Originally marketed in the late 1950s and early 60s under the name “Instant Life,” the kit sold for just 49 cents. What you got for that princely sum was a packet of dried brine shrimp and their eggs in addition to a small packet of nutrients and the food. The brine shrimp and eggs could remain in a dried state for years — until you added water and the food package.
Like magic, the brine shrimp would come to life and were able to survive and florish for as long as two years under the right circumstances. In a well tended tank there’s a constant evolution of hundreds of Sea Monkeys dying daily and hundreds of eggs hatching.
The minuscule pets had tails like little monkeys and were products of water though not of the ocean.
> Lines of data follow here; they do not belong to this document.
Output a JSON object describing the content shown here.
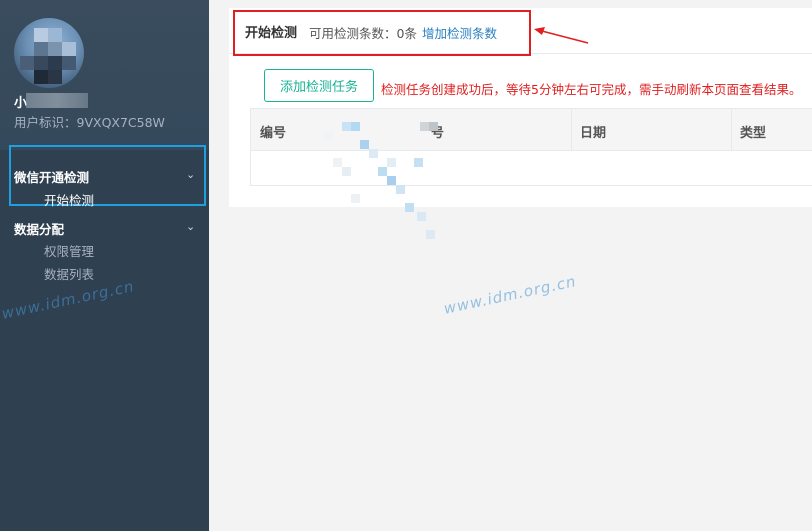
{
  "user": {
    "name_visible": "小",
    "id_line": "用户标识：9VXQX7C58W"
  },
  "sidebar": {
    "groups": [
      {
        "label": "微信开通检测",
        "items": [
          "开始检测"
        ]
      },
      {
        "label": "数据分配",
        "items": [
          "权限管理",
          "数据列表"
        ]
      }
    ]
  },
  "header": {
    "title": "开始检测",
    "available": "可用检测条数：0条",
    "add_link": "增加检测条数"
  },
  "toolbar": {
    "add_task": "添加检测任务",
    "notice": "检测任务创建成功后，等待5分钟左右可完成，需手动刷新本页面查看结果。"
  },
  "table": {
    "columns": [
      "编号",
      "号",
      "日期",
      "类型"
    ]
  },
  "watermark": "www.idm.org.cn",
  "colors": {
    "sidebar": "#2f4050",
    "accent": "#1ab394",
    "highlight_red": "#e02020",
    "highlight_blue": "#1ea0e0"
  }
}
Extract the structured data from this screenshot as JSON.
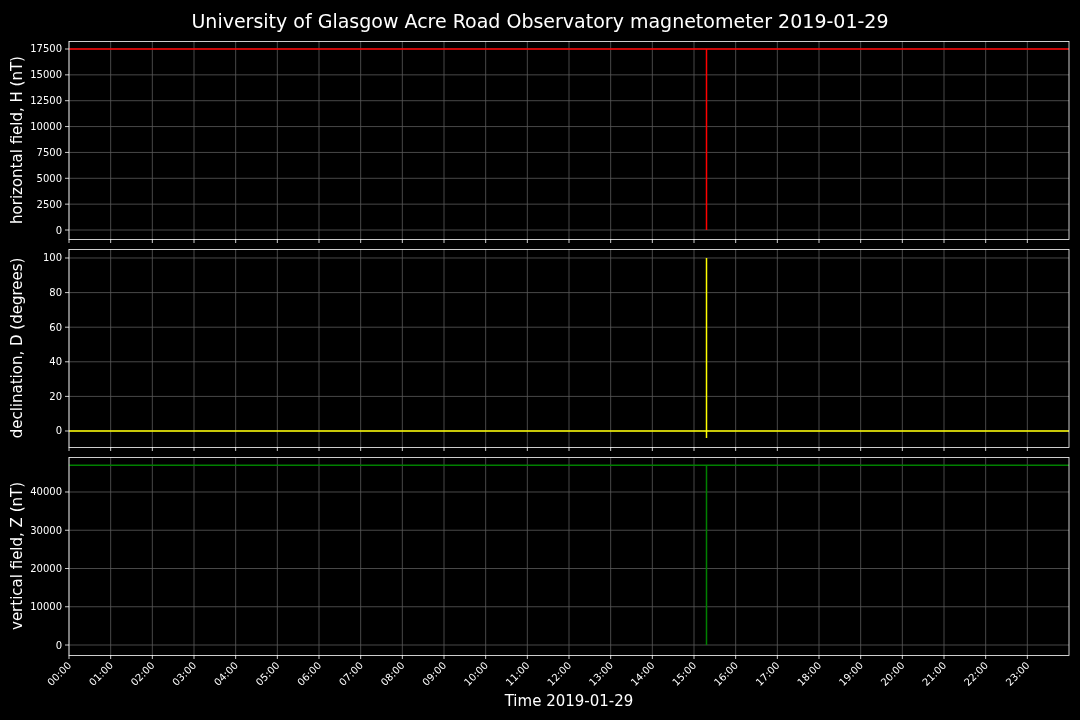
{
  "title": "University of Glasgow Acre Road Observatory magnetometer 2019-01-29",
  "panels": [
    {
      "chart_data": {
        "type": "line",
        "ylabel": "horizontal field, H (nT)",
        "xlim": [
          0,
          24
        ],
        "ylim": [
          -870,
          18273
        ],
        "grid": true,
        "yticks": [
          0,
          2500,
          5000,
          7500,
          10000,
          12500,
          15000,
          17500
        ],
        "x": [
          0,
          15.3,
          15.3,
          15.3,
          24
        ],
        "series": [
          {
            "color": "#ff0000",
            "values": [
              17500,
              17500,
              0,
              17500,
              17500
            ]
          }
        ]
      }
    },
    {
      "chart_data": {
        "type": "line",
        "ylabel": "declination, D (degrees)",
        "xlim": [
          0,
          24
        ],
        "ylim": [
          -9.25,
          105.2
        ],
        "grid": true,
        "yticks": [
          0,
          20,
          40,
          60,
          80,
          100
        ],
        "x": [
          0,
          15.3,
          15.3,
          15.3,
          15.3,
          24
        ],
        "series": [
          {
            "color": "#ffff00",
            "values": [
              0,
              0,
              100,
              -4,
              0,
              0
            ]
          }
        ]
      }
    },
    {
      "chart_data": {
        "type": "line",
        "ylabel": "vertical field, Z (nT)",
        "xlabel": "Time 2019-01-29",
        "xlim": [
          0,
          24
        ],
        "ylim": [
          -2614,
          49150
        ],
        "grid": true,
        "yticks": [
          0,
          10000,
          20000,
          30000,
          40000
        ],
        "x": [
          0,
          15.3,
          15.3,
          15.3,
          24
        ],
        "xticks": [
          {
            "value": 0,
            "label": "00:00"
          },
          {
            "value": 1,
            "label": "01:00"
          },
          {
            "value": 2,
            "label": "02:00"
          },
          {
            "value": 3,
            "label": "03:00"
          },
          {
            "value": 4,
            "label": "04:00"
          },
          {
            "value": 5,
            "label": "05:00"
          },
          {
            "value": 6,
            "label": "06:00"
          },
          {
            "value": 7,
            "label": "07:00"
          },
          {
            "value": 8,
            "label": "08:00"
          },
          {
            "value": 9,
            "label": "09:00"
          },
          {
            "value": 10,
            "label": "10:00"
          },
          {
            "value": 11,
            "label": "11:00"
          },
          {
            "value": 12,
            "label": "12:00"
          },
          {
            "value": 13,
            "label": "13:00"
          },
          {
            "value": 14,
            "label": "14:00"
          },
          {
            "value": 15,
            "label": "15:00"
          },
          {
            "value": 16,
            "label": "16:00"
          },
          {
            "value": 17,
            "label": "17:00"
          },
          {
            "value": 18,
            "label": "18:00"
          },
          {
            "value": 19,
            "label": "19:00"
          },
          {
            "value": 20,
            "label": "20:00"
          },
          {
            "value": 21,
            "label": "21:00"
          },
          {
            "value": 22,
            "label": "22:00"
          },
          {
            "value": 23,
            "label": "23:00"
          }
        ],
        "series": [
          {
            "color": "#008000",
            "values": [
              47000,
              47000,
              0,
              47000,
              47000
            ]
          }
        ]
      }
    }
  ]
}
Hence the marketing name Sea Monkeys wrote Tim Walsh in his book, “Toys and the Playmakers who Created Them.”
The most primal of life, they are compared to sea fleas in the natural order of things.
After dragging Emma and Lily out of the gaming section of Target and getting ratification of the counter culture birthday gift for Emily, I was ready to party.
The girls both thought Amazing Sea Monkeys were interesting. A judgement usually a indicating a tepid acceptance.
The party was in the afternoon and we didn’t have too much time left to wrap Emily’s gift and get the girls over to the neighbor’s house.
After dropping them off, I return to my son’s to wait two hours until I was due to walk on over to pick the girls up.
After the party, Emma, Lily and I returned to my son’s house.
I asked them how Emily like the Amazing Sea Monkeys?
The girls went on to explained the fairly recent phenomenon of opening the birthday presents when everyone has left. the party.
Reasonable. You should be able to open your own presents at your leasure.
However, it sucks the joy out of seeing the reaction of the recipient of the results your careful prior gift search.
But the girls told me that’s the way it’s done now.
Tuesday, I got a call from Emily’s mother.
It started off Ok but soon deteriorated.
Brian, I know you’re only the grandfather and probably not responsible for this but those creepy things your granddaughters gave Emily, can’t stay in this house. They’re terrifying everybody.
Gee, I’m sorry that Emily doesn’t like them.
I want your granddaughters to come over and get them right this instant.
Take them away somewhere.
Why don’t you just flush them or dump the tank in the back yard?
MR BARRABEE, THESE ARE LIVING THINGS. EMILY CAN’T JUST KILL THEM!
I had no desire to contribute to a backyard feud for my son and his wife upon their return later that week. I sent the girls over to perform this command humanitarian mission.
I planned on ditching the shrimp in the ways I suggested to Emily’s mother.
The girls were dispatched and returned with the small plastic tank that came with the kit. The Sea Monkeys were barely large enough to detect as little poppy seed dots in the water.
The girls left the Amazing Sea Monkey’s plastic container in the kitchen and ran upstairs to do their homework.
I flushed the dots.
When, the girls came down for dinner, they were horrified!
GRAMPS, THEY’RE LIVING THINGS!
I bought them the Amazing Sea Monkey:Video Game.
The girls returned to their normal state of bliss.